(Saved entries)
-=-=-=-=-

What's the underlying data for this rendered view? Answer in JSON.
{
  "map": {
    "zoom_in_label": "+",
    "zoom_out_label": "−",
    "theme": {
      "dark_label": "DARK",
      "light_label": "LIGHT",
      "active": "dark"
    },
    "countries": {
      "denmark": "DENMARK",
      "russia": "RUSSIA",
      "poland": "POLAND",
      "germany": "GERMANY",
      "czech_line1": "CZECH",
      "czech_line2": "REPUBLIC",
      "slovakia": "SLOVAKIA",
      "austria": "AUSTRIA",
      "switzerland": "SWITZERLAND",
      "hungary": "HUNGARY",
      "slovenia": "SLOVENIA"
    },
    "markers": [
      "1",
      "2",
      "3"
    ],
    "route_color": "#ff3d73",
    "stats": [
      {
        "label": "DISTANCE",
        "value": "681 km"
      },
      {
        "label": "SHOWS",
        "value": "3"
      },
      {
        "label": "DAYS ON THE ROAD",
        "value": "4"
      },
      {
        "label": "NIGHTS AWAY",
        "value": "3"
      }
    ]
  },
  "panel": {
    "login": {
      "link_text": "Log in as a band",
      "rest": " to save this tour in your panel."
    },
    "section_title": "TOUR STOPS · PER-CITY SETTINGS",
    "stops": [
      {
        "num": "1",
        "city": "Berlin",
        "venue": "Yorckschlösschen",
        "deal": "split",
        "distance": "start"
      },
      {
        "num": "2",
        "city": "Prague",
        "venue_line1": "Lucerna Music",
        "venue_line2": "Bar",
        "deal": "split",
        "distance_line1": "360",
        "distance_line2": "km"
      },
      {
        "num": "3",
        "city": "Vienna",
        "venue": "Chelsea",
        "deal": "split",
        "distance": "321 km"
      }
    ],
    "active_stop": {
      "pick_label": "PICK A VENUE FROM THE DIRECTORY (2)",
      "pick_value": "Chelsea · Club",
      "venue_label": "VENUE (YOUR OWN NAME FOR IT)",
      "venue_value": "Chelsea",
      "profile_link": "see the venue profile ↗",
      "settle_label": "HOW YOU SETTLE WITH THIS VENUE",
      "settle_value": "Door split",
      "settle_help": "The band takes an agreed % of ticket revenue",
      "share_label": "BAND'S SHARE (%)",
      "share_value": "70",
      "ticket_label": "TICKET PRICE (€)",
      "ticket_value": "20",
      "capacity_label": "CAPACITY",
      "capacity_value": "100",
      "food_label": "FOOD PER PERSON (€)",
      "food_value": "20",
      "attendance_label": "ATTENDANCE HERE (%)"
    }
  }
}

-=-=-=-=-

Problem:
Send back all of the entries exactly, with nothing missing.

Answer area:
What's the underlying data for this rendered view? Answer in JSON.
{
  "map": {
    "zoom_in_label": "+",
    "zoom_out_label": "−",
    "theme": {
      "dark_label": "DARK",
      "light_label": "LIGHT",
      "active": "dark"
    },
    "countries": {
      "denmark": "DENMARK",
      "russia": "RUSSIA",
      "poland": "POLAND",
      "germany": "GERMANY",
      "czech_line1": "CZECH",
      "czech_line2": "REPUBLIC",
      "slovakia": "SLOVAKIA",
      "austria": "AUSTRIA",
      "switzerland": "SWITZERLAND",
      "hungary": "HUNGARY",
      "slovenia": "SLOVENIA"
    },
    "markers": [
      "1",
      "2",
      "3"
    ],
    "route_color": "#ff3d73",
    "stats": [
      {
        "label": "DISTANCE",
        "value": "681 km"
      },
      {
        "label": "SHOWS",
        "value": "3"
      },
      {
        "label": "DAYS ON THE ROAD",
        "value": "4"
      },
      {
        "label": "NIGHTS AWAY",
        "value": "3"
      }
    ]
  },
  "panel": {
    "login": {
      "link_text": "Log in as a band",
      "rest": " to save this tour in your panel."
    },
    "section_title": "TOUR STOPS · PER-CITY SETTINGS",
    "stops": [
      {
        "num": "1",
        "city": "Berlin",
        "venue": "Yorckschlösschen",
        "deal": "split",
        "distance": "start"
      },
      {
        "num": "2",
        "city": "Prague",
        "venue_line1": "Lucerna Music",
        "venue_line2": "Bar",
        "deal": "split",
        "distance_line1": "360",
        "distance_line2": "km"
      },
      {
        "num": "3",
        "city": "Vienna",
        "venue": "Chelsea",
        "deal": "split",
        "distance": "321 km"
      }
    ],
    "active_stop": {
      "pick_label": "PICK A VENUE FROM THE DIRECTORY (2)",
      "pick_value": "Chelsea · Club",
      "venue_label": "VENUE (YOUR OWN NAME FOR IT)",
      "venue_value": "Chelsea",
      "profile_link": "see the venue profile ↗",
      "settle_label": "HOW YOU SETTLE WITH THIS VENUE",
      "settle_value": "Door split",
      "settle_help": "The band takes an agreed % of ticket revenue",
      "share_label": "BAND'S SHARE (%)",
      "share_value": "70",
      "ticket_label": "TICKET PRICE (€)",
      "ticket_value": "20",
      "capacity_label": "CAPACITY",
      "capacity_value": "100",
      "food_label": "FOOD PER PERSON (€)",
      "food_value": "20",
      "attendance_label": "ATTENDANCE HERE (%)"
    }
  }
}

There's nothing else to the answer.